Exercise details:
Looking through the data, please report how many lines contain the string "Recorded", giving nothing but the number.

Listed records:

┄┄┄┄┄┄┄┄┄┄┄┄┄┄┄┄┄┄┄┄

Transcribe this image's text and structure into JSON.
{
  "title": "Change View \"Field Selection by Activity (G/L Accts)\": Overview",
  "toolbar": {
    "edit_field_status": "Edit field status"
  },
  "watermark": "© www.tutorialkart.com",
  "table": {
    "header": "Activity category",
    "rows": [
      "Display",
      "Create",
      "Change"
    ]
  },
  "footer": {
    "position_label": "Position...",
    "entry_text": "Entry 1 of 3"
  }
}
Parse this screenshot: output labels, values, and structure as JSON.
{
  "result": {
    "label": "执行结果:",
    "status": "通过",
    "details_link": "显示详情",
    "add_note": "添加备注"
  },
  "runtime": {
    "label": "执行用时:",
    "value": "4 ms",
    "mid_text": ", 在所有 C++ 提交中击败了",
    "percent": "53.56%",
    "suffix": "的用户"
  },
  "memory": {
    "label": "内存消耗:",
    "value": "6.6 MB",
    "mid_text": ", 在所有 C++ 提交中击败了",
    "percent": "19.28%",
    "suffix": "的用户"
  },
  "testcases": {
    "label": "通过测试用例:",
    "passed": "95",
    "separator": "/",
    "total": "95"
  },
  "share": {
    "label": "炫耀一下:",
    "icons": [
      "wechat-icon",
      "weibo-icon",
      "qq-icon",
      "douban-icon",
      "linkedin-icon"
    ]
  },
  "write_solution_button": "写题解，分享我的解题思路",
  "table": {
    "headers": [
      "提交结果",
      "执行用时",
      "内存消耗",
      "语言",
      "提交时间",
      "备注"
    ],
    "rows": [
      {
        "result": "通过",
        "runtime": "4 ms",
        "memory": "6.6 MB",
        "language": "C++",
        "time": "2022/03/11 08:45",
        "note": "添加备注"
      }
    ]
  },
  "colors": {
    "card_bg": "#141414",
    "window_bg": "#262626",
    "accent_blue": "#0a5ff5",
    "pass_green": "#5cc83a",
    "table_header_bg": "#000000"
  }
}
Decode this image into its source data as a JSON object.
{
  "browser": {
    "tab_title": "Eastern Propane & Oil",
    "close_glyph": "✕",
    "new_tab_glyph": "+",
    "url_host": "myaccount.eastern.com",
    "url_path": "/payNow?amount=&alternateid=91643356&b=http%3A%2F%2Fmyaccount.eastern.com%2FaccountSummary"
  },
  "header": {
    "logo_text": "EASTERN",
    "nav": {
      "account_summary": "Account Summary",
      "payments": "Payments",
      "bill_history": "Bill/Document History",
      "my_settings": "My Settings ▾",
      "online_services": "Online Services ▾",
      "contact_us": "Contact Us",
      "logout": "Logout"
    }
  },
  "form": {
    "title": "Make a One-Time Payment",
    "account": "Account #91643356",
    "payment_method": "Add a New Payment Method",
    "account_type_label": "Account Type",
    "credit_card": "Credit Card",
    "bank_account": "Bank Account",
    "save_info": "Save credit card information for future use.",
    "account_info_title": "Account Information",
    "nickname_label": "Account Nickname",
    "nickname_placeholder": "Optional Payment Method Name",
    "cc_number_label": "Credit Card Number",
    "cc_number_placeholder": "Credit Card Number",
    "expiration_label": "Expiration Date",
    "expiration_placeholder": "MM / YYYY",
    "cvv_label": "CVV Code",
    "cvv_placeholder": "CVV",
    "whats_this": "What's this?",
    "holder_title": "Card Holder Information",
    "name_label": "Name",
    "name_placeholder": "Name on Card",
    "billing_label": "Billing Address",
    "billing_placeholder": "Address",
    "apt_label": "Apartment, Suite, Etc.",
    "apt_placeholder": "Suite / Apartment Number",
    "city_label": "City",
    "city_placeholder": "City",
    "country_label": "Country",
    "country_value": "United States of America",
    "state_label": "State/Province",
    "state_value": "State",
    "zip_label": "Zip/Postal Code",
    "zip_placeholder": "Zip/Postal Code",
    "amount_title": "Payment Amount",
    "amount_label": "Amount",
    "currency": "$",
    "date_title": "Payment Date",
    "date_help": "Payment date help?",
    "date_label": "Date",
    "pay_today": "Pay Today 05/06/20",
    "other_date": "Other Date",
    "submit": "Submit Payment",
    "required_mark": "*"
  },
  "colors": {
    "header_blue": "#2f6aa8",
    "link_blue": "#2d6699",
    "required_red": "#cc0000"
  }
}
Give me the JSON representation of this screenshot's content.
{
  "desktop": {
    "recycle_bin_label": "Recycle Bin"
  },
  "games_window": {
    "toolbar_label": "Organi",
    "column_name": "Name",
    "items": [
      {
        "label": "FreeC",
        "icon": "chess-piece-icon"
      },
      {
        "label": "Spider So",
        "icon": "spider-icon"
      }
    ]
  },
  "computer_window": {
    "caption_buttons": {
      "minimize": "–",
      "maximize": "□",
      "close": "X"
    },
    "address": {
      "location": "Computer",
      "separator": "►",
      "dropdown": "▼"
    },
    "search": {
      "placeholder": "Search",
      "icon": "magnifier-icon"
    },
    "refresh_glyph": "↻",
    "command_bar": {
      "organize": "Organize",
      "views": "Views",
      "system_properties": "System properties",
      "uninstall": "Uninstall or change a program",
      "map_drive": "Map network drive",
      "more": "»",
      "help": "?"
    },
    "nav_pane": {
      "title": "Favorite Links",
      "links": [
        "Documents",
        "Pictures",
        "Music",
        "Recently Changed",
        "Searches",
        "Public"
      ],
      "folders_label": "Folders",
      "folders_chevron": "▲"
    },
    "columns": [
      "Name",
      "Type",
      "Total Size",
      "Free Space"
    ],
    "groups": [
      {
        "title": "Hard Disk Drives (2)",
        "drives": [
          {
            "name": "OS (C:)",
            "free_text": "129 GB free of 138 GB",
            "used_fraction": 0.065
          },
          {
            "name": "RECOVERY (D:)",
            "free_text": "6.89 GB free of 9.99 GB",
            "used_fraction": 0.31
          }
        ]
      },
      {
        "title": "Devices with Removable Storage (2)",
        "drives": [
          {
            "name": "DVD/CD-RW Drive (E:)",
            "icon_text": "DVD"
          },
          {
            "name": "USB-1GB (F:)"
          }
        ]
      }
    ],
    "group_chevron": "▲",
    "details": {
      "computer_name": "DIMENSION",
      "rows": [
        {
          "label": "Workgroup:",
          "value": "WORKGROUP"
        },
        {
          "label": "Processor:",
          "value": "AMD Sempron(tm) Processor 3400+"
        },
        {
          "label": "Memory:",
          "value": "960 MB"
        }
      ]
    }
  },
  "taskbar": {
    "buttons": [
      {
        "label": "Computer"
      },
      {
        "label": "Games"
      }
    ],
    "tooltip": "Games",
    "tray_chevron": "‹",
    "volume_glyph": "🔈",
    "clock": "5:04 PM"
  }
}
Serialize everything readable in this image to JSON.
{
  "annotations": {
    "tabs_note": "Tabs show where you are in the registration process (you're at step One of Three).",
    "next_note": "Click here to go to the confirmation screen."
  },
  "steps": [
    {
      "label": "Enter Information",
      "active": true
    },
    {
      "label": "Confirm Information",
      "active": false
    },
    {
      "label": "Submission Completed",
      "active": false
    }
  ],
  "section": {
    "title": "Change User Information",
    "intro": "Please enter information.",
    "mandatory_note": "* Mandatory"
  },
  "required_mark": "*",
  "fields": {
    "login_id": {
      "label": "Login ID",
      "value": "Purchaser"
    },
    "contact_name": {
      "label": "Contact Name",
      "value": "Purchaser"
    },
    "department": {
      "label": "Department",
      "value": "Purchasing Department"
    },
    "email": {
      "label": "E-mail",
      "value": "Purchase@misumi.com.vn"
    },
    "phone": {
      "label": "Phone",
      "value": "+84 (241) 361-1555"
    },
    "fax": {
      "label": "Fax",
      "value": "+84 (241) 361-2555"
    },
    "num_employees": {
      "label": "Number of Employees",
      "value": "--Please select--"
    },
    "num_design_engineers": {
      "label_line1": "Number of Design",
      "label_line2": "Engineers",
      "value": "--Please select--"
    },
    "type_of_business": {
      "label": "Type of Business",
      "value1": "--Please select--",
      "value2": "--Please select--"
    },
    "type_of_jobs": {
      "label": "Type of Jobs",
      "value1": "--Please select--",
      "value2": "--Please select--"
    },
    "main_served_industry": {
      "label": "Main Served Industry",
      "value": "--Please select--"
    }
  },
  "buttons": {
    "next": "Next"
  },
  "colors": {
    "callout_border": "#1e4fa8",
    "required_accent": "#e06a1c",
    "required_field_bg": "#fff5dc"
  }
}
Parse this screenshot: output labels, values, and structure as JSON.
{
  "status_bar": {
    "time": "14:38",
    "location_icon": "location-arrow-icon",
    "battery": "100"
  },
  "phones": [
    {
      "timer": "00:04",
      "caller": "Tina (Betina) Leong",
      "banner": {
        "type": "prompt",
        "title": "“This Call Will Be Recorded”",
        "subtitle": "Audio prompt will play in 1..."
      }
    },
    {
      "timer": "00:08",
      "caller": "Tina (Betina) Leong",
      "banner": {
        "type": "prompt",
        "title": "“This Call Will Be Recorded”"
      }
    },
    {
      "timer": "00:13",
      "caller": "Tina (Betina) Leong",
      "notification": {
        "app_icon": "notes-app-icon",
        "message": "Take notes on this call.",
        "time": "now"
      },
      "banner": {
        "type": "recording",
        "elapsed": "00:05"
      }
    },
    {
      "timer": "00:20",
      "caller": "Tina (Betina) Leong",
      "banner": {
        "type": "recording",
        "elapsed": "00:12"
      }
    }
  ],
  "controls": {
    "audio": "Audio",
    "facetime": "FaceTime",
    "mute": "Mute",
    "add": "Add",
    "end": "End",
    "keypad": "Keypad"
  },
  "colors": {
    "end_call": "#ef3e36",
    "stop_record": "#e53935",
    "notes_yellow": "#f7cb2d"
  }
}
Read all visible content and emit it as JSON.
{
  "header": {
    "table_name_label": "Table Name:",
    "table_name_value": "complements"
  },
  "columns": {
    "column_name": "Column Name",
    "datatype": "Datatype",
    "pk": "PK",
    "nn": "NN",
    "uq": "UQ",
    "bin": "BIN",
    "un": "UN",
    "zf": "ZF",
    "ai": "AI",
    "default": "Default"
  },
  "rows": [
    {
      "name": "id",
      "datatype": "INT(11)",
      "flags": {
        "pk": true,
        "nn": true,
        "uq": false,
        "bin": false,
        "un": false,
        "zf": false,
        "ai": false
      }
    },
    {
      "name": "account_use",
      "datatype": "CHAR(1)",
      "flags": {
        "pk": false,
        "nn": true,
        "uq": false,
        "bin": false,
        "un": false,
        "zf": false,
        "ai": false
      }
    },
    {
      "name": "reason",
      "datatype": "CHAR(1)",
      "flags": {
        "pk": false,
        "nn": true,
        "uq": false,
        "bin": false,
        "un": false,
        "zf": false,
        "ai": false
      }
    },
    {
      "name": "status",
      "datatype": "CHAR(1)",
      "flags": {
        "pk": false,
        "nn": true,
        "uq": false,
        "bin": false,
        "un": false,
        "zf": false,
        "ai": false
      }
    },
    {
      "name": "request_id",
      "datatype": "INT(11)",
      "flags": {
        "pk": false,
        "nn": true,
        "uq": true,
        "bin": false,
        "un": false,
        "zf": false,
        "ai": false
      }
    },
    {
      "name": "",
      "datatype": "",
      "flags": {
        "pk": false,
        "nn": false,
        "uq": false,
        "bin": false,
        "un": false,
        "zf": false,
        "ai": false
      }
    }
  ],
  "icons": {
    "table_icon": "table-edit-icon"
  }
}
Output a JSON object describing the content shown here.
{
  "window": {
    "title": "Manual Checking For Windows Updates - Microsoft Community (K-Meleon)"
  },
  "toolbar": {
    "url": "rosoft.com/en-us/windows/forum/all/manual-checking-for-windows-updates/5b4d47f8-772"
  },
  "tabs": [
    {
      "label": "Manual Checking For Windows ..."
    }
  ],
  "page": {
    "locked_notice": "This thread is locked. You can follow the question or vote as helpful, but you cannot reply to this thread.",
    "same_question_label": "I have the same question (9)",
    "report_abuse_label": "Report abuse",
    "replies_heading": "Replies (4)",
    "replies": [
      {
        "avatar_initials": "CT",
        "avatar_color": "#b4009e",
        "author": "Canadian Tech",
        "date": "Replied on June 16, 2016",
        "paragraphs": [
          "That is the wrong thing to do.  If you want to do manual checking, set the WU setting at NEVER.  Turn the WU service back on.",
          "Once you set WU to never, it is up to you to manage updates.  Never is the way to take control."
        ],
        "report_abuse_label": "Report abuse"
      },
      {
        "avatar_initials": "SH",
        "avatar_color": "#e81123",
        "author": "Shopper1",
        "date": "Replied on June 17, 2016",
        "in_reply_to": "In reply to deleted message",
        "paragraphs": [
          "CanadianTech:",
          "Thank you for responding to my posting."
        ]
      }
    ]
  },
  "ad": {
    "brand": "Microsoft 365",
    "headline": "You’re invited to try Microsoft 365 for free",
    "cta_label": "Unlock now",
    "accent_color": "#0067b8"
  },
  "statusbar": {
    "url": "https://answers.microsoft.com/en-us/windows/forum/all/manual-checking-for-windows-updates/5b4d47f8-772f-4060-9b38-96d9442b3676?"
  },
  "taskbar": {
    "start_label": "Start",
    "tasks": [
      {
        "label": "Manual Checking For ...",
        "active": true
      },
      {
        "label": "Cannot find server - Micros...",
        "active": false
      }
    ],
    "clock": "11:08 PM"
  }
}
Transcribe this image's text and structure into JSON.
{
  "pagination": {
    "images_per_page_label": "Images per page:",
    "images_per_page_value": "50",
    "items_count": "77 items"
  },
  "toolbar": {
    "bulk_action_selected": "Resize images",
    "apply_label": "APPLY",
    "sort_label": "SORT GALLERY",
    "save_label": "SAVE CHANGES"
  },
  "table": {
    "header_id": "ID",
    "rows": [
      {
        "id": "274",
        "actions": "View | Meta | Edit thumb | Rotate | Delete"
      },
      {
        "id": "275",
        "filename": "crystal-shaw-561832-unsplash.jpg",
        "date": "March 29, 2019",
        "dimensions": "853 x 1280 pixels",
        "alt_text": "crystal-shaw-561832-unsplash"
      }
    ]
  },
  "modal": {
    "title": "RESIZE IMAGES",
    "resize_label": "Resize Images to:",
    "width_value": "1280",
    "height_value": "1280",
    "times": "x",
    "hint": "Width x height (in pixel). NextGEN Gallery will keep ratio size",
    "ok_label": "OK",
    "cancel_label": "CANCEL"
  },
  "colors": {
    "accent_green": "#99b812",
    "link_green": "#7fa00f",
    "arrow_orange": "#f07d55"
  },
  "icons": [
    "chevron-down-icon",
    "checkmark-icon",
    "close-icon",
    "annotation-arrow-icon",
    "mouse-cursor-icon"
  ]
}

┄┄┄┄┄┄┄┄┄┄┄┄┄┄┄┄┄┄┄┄

Result:
2